If your winter sports take you to cold climates instead of tropical islands, you’ll recognize Elan as a prominent maker of skis, not boats. The two are oddly alike; both require strength, light weight, and constant practical testing to ensure top performance in hostile environments. Elan started exporting boats to the U.S. only recently, but the company’s technical background appears to be serving it well.
The basic construction of the Elan 40 is conventional and well executed, with a hand-laid solid-glass hull and balsa-cored deck. The hull/deck joint is bolted on a bed of sealant and glassed over. The heart of the electrical system is the hinged panel at the nav station; opening it reveals beautiful wiring runs, bundled and routed to minimize chafe and with proper busbars for easy connections. The three batteries are securely mounted under the settee in a well-ventilated compartment. The plumbing is equally substantial, with neatly routed double-clamped hoses. The water and fuel tanks are bolted down and are foamed into place to prevent shifting and reduce noise. The bilges are neatly finished, the bilgepump strainer and keelbolts are easy to reach, large-diameter limber holes ensure all bilgewater ends up in the sump rather than stranded behind bulkheads, and some (but not all) of the floorboards have positive-locking latches.

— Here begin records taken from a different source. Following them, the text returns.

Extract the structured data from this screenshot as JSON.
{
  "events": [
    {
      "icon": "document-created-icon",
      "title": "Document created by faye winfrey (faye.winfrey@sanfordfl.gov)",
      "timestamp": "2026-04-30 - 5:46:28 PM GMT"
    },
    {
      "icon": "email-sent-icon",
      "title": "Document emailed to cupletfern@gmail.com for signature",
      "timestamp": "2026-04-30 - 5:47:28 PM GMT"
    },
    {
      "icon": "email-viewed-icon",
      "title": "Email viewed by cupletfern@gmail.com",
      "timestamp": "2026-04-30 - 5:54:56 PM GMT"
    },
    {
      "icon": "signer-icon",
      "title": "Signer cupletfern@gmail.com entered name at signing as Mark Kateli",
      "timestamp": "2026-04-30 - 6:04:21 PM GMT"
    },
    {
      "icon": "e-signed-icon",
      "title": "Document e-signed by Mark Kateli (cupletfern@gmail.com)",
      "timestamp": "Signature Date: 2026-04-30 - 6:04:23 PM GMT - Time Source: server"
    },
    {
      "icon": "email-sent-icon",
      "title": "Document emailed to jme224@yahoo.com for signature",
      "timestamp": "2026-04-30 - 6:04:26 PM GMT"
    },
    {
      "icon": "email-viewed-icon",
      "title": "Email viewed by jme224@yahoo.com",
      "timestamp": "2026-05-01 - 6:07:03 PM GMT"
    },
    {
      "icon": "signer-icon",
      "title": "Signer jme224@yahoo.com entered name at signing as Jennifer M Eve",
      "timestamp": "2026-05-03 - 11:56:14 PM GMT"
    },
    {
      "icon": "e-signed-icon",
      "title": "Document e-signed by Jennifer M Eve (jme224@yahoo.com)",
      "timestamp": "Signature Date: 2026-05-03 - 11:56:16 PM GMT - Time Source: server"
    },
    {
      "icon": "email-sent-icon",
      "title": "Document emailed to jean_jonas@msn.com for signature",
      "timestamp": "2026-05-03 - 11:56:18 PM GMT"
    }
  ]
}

Rig loads are carried through internal tie rods under the deck to a bonded grid in the bilge, a proven, sturdy system. Winches, tracks, and other deck fittings do not have backing plates, but are screwed into aluminum plates bonded into the deck laminate. This technique eliminates holes in the cabin and creates substantial mounting points that should be as strong as the surrounding deck. Elan also installs blank plates in spots where you might want to retrofit hardware and provides a detailed diagram of their locations. These plates are easier for builders to install and are less likely to leak than conventional backing plates, but they could make it difficult to remove old hardware. Only time will tell if embedded plates are a bad idea in the long run.
It’s fairly easy to reach everything essential on the engine. Primary maintenance points are under the companionway ladder, while removable panels in the aft cabin and head open to the engine’s sides. As I crawled through the boat’s hidden spaces, I was impressed with the neat glass work.

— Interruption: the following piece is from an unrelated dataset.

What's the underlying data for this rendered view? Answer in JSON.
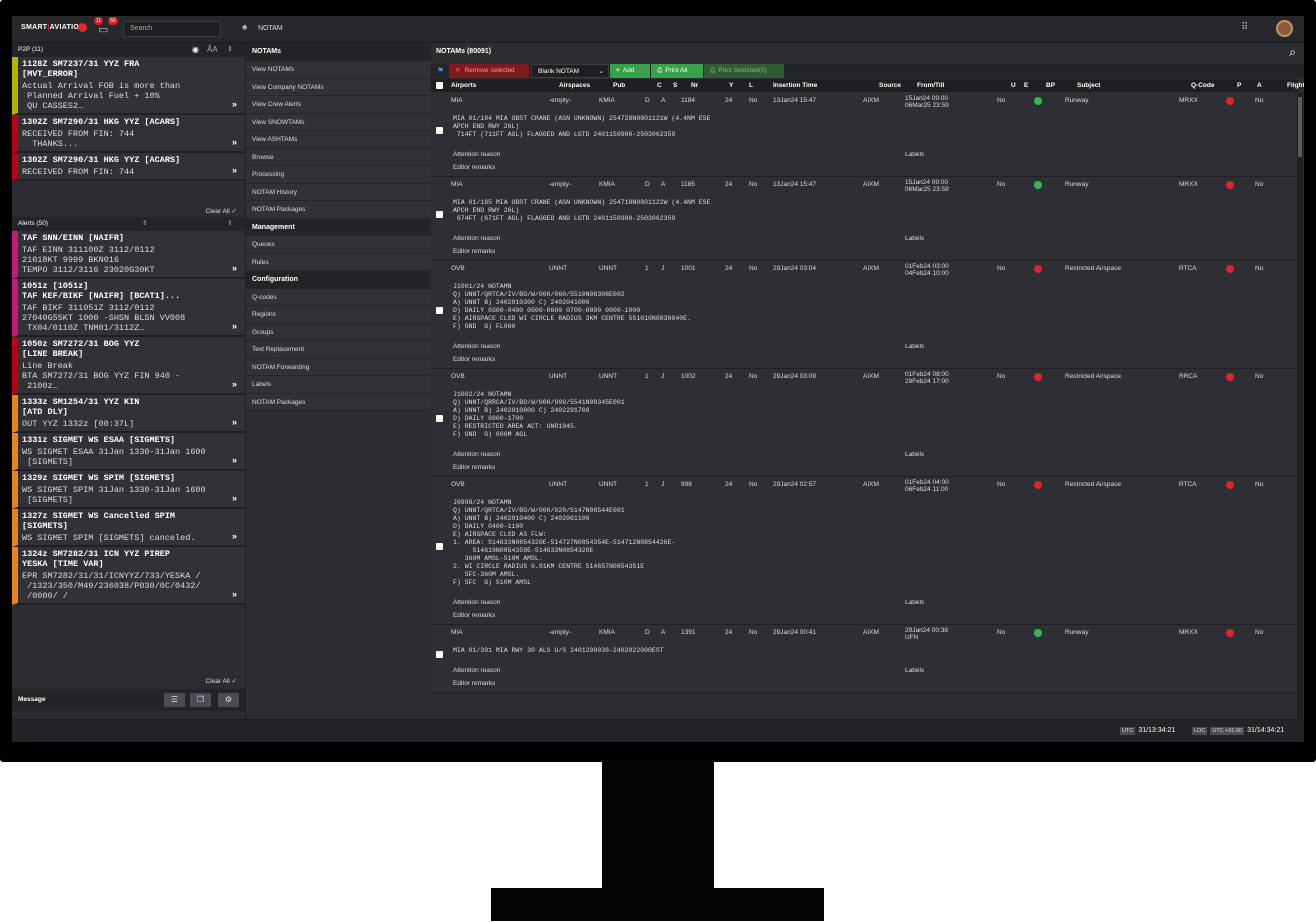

I sailed the standard-draft version, with a 6-foot, 9-inch keel with an iron bulb. Hard-core racers can choose lead and/or a 7-foot, 10-inch keel, while cruisers may prefer the more gunkhole-friendly 5-foot, 7-inch keel.
An extremely light southeasterly greeted us at the mouth of the Severn River, but we moved right out into Chesapeake Bay at better than 5 knots under the main and a 135 percent genoa. Tacking angles were narrow, and reaching produced similar speeds. Overall handling was delightful, with an easy, responsive helm and excellent sight lines for the skipper. Both tall and short helmsmen should find this boat easy to drive, and the crew should have no difficulty keeping out of each other’s way as they go about their jobs.
Motoring was smooth and easy. A setting of 2,800 rpm gave about 7 knots of boatspeed into a light breeze and an average noise level below.
The Elan 40 is fast, comfortable, and good-looking, and it handles well. Its quality/price ratio is excellent. Whether you hang a ton of rail meat to windward for a race or take a couple of weeks off to explore the coast with the family, it has a certain—élan.
Sail area (100% foretriangle)
796 sq ft
Volvo 40-HP diesel
Sail area-displ. ratio